The kids’ room
Be warned, at night, the way to the kids’ room is full of digressions… I live in a palace. “What a waste of space,” my friend admonishes me from time to time, “a truly bourgeois apartment that should make your heart cringe at every step you take towards the bathroom,” because if you believe her, it is a long way. To be precise, always forty-two steps from whichever place you may find yourself in the palace, but only if you’re wearing mismatched socks. Otherwise, you’re not allowed to use the bathroom and you have to write a letter of motivation, so that you can be granted special permission etc. It’s a complicated bureaucratic process. In all truthfulness, this is another story about the rules of the house and I don’t want to encumber or distract anyone from the vastness of this apartment or from the importance of those forty-two steps (various interpretations of this abundant number here).
As I’m walking and writing, passing by the bathroom barefoot, I’m also losing the slow internet connection. This place is perfect for people who need space to pace up and down, as they make lists of dead people and design social networks in their head with a nervous tic motion of the head to the left. Perhaps it is for me after all. And if it is so, then this note is for you: “The musical window should remain open – it’s embedded in the text and any responsible reader complies with the contract.” The window view is great from this corner coffee table that remains to date seldom used because of a rather morbid detail – a death certificate of Karoly Keresztes Antal glued to the table. When the light is dim, an imagine is projected on the wall automatically – always a hand full of sun flower seeds. To the best of my knowledge, I have only one friend who likes sitting in this strange corner, smoking cigars and flipping fashion magazines. She’s the one appalled by my vast headquarters and every time she comes visit, she rolls her eyes towards the ceiling and says in a low-pitched tone: “What a waste of space!”
My friend, she’s got plenty of stories to share in that cinematic corner. I remember, she was once on a train returning to Pontassieve, in Italy, when a child came to her and asked for money in Italian. Fond of children, my friend started a small conversation with the little beggar and asked: “Di dove sei?” And the child replied in Italian without hesitation, “I come from Russia.” Being a gifted speaker, my friend continued the conversation in Russian, but that left the child speechless. Had he forgotten his declared mother tongue? A red-handed moment, no doubt! My friend attacked, more amused than flabbergasted, but this time in a third language – their mother tongue: “Tell me the truth! You’re Romanian, aren’t you?” In his defense, our (com)patriot beggar had nothing more to say than this: “You don’t want me to embarrass Romania, do you?”

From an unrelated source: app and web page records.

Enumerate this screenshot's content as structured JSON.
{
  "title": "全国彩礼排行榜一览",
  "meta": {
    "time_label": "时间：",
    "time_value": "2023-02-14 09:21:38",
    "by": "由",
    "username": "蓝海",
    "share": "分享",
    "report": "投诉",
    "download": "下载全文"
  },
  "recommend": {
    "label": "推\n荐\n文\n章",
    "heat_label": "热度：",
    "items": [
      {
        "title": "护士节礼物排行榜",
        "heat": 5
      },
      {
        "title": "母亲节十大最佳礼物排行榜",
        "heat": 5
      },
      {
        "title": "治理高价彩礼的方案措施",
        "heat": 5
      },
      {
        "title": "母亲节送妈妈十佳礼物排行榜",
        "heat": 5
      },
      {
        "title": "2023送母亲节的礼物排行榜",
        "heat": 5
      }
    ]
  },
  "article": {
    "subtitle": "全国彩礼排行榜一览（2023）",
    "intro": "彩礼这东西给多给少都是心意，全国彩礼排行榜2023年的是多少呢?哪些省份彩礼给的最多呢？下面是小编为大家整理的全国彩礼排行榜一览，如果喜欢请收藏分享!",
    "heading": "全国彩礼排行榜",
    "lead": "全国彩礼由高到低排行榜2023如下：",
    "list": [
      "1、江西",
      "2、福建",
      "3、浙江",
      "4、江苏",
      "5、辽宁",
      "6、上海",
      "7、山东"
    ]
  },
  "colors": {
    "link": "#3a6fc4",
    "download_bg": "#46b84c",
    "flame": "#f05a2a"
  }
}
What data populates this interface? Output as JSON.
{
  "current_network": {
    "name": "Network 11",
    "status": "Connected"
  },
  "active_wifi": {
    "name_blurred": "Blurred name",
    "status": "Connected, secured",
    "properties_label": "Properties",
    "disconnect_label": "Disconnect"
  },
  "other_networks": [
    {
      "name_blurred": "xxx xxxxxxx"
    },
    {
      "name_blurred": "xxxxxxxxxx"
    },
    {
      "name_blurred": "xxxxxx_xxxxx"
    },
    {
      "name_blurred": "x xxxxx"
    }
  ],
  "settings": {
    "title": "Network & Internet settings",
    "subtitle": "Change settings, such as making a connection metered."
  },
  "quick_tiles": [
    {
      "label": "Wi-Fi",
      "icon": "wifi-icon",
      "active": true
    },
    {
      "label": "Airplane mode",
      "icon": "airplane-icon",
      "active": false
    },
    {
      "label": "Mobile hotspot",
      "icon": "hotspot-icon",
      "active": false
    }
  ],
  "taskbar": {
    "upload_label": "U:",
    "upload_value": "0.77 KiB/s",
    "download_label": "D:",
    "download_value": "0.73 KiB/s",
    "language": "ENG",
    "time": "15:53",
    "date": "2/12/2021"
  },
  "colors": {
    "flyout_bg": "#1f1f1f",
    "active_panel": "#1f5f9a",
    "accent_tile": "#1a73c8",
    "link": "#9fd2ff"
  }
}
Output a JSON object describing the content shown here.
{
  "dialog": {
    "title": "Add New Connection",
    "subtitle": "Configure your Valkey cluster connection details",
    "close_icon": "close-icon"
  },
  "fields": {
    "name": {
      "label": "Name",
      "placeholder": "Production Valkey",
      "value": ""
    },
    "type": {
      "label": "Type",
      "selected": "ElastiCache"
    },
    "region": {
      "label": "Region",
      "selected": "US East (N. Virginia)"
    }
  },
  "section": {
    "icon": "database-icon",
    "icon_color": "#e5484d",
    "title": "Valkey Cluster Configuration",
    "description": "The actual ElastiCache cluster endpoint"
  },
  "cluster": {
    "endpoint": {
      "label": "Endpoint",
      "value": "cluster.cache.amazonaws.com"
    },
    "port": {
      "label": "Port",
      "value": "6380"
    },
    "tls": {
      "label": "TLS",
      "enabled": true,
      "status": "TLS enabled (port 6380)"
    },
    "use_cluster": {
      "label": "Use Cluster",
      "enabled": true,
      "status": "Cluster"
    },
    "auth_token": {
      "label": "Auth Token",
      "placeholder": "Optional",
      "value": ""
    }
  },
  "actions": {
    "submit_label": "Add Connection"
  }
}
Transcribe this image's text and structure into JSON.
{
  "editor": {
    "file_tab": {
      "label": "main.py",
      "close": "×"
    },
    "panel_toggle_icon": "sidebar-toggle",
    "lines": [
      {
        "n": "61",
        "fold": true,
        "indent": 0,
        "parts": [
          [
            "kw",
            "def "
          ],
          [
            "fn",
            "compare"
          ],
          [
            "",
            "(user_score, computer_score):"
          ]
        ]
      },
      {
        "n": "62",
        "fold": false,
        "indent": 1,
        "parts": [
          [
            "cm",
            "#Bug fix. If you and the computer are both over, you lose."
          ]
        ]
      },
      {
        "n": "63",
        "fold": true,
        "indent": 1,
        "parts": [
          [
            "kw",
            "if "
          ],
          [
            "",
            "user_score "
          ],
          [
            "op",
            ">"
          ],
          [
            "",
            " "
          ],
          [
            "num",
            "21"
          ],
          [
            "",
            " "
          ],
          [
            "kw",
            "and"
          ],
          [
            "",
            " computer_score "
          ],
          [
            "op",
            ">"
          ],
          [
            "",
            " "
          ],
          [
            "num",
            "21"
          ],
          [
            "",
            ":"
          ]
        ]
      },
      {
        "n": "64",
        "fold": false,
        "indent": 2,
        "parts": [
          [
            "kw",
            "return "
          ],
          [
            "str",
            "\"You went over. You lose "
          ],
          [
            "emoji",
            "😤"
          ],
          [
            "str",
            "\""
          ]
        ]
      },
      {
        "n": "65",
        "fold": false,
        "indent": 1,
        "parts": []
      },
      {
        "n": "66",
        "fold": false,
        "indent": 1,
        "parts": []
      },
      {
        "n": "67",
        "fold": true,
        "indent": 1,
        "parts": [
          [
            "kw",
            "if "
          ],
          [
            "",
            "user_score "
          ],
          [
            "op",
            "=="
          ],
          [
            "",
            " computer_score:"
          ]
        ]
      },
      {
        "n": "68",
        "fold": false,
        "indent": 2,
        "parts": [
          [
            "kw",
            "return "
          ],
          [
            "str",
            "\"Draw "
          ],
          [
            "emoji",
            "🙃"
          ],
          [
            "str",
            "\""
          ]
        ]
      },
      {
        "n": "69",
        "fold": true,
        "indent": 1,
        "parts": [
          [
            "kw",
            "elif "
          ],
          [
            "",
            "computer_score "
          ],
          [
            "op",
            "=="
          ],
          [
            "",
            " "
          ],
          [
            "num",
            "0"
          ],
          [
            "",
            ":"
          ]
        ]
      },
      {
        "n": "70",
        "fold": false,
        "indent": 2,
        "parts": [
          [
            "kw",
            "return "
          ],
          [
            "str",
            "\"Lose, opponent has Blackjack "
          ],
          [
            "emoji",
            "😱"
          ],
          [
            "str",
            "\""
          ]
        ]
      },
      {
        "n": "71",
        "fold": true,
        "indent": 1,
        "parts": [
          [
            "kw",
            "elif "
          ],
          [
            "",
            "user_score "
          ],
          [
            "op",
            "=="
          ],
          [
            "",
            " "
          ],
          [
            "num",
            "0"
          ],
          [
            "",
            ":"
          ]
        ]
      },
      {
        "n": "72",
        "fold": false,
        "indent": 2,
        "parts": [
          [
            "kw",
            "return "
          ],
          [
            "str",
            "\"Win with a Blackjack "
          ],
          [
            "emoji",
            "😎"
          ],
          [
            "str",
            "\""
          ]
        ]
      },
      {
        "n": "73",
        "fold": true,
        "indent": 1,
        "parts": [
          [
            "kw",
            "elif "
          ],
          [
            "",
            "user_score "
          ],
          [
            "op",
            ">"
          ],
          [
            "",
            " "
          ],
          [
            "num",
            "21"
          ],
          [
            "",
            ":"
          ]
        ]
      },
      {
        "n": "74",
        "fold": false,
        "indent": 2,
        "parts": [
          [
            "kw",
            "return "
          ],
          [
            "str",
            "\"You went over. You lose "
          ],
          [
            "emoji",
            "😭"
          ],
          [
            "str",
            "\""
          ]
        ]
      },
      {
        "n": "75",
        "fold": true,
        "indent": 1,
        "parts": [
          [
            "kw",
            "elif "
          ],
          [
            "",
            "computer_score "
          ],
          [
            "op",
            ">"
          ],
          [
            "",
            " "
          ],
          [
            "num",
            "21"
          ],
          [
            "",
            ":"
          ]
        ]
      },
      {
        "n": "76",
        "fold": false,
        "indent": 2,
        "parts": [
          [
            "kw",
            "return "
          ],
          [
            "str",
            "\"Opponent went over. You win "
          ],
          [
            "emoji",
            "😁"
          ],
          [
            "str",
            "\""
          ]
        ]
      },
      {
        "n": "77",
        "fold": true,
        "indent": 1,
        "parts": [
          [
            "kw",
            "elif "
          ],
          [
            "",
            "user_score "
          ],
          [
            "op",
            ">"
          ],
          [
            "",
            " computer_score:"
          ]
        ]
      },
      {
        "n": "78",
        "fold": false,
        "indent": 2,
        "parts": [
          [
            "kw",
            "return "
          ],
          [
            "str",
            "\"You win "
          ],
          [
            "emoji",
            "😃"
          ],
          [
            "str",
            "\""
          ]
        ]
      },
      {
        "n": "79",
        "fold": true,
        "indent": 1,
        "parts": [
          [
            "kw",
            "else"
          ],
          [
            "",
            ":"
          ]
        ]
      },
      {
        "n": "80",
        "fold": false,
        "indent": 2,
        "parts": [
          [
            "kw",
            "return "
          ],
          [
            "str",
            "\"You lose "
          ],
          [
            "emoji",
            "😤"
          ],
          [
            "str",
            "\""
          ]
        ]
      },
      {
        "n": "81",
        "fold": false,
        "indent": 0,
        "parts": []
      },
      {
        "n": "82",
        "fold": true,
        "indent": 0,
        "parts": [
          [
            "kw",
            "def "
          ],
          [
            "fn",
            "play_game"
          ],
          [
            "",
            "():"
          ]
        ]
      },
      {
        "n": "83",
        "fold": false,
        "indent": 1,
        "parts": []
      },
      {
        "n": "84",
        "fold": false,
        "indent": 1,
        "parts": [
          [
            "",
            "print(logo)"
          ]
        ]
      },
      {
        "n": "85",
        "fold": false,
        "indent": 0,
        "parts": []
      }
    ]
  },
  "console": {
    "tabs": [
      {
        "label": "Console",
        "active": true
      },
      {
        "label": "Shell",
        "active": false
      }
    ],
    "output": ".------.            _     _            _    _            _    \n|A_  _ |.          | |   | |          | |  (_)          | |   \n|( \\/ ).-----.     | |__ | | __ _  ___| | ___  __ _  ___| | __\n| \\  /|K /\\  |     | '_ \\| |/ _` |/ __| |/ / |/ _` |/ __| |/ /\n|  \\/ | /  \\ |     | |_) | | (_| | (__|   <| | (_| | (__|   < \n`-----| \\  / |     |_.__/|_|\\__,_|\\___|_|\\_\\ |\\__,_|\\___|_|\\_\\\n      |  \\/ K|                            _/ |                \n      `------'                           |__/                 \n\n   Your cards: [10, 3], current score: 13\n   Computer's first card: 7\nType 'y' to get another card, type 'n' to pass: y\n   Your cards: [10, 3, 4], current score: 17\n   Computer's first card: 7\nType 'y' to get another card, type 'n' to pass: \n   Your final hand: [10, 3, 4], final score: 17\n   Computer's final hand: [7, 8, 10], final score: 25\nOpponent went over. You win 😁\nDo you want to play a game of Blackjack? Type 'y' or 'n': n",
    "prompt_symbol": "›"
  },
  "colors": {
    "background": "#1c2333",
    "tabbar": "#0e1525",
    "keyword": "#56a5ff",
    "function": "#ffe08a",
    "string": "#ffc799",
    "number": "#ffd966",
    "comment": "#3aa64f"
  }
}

Whenever there’s cigar smoke in that mysterious corner, there’s always a marvelous story from the heart of Europe that my friend is telling. But she’s never telling the story about the kids’ room – the story of the only room in the entire house that has a door. But we’re still not there yet. Fictional pictures of the kids’ room are available upon request. Here’s a sample. Now, according to Rule Forty-Two in Alice in Wonderland: “All persons more than a mile high to leave the court.”